United Kingdom
Recent data from the UK has been supportive of the Pound Sterling and the overall economic outlook. At the end of last week we got consumer confidence numbers that beat expectation, with the best reading in two years. Last night a survey of the manufacturing sector was also stronger than expected and well into expansionary territory. This will put a smile on the face of the new Bank of England (BOE) governor, Mark Carney. He has just taken over the role and this week has his first monetary policy meeting. He may well have the best timing in the world, jumping into the job just as the outlook for the UK starts to brighten. That been said, many feel he will want to stamp his mark at the BOE, and what better way to do that than shake things up at his first policy meeting. Although no change in rates is almost a certainty, it’s hard to know what impact he will have on any vote for more quantitative easing. Most likely there will be no change in that as well, but there is talk he could make his mark by releasing a statement with the policy decision. The BOE are one of the few central banks not to do so. This statement could include forward guidance on the likely future path of interest rates. Whatever happens, this week’s rate decision by the BOE holds more risk than usual. Ahead of that decision we get readings on the construction and service sectors of the economy.

Yesterday saw the release of business survey results from Japan and they were very positive numbers. The mood among businesses has improved sharply, with manufacturing sentiment turning positive for the first time in nearly two years. This is great news for the government, and Bank of Japan (BOJ), as it confirms readings from a number of other indicators that show the economy is starting to pick up. Japan’s economy minister was on the wires shortly after the release saying he sees a ‘V’ shaped recovery for Japan. That may be a little optimistic and there is a long way to go, but these are nonetheless very positive results. What will also please BOJ Kuroda is the reduction in volatility seen over the last week in Japanese stocks and bonds. He is due to make a speech on Thursday which will no doubt be somewhat upbeat.

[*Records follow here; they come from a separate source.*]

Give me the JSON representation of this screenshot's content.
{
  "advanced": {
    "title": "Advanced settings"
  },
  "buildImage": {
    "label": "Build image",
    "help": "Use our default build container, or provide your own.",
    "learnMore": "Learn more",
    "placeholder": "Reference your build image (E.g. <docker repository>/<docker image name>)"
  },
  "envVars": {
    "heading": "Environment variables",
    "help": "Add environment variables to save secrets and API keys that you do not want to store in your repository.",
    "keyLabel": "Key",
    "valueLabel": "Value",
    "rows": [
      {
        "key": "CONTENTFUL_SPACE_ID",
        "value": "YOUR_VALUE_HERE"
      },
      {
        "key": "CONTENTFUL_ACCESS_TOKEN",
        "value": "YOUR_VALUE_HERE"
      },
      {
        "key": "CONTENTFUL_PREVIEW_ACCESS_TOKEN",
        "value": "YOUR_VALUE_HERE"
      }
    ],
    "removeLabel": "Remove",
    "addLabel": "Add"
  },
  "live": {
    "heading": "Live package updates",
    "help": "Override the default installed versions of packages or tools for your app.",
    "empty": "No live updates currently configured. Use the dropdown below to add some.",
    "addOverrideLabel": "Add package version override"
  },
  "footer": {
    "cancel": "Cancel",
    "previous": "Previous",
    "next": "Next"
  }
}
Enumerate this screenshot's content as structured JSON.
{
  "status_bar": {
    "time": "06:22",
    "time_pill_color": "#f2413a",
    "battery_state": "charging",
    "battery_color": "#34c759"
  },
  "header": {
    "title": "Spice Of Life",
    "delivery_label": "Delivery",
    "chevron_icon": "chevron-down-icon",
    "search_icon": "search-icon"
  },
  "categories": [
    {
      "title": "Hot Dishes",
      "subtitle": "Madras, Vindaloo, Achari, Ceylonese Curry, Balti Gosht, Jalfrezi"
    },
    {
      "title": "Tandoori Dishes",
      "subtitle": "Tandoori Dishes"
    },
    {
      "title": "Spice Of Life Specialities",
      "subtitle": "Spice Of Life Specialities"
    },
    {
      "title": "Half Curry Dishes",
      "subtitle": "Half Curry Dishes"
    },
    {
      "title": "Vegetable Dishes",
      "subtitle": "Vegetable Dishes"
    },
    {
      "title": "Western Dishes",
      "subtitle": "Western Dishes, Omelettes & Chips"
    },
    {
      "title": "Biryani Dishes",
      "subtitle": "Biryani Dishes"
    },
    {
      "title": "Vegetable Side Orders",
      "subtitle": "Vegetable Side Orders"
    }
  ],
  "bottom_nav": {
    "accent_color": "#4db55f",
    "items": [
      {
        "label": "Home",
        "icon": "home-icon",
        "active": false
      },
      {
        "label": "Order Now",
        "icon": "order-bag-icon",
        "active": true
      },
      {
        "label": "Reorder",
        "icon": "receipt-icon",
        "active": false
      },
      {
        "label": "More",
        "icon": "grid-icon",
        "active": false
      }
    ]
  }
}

At the very end of last week we saw the release of Canadian GDP. It came in bang on expectation and didn’t have much impact as month end flows seemed to dominate the market. We saw another bout of broad based US dollar strength which saw the CAD back toward lows for this cycle, a move in line with the NZD and AUD. The economic calendar is light for the first half of this week, but the second half sees trade balance data followed by employment data and a survey of business optimism.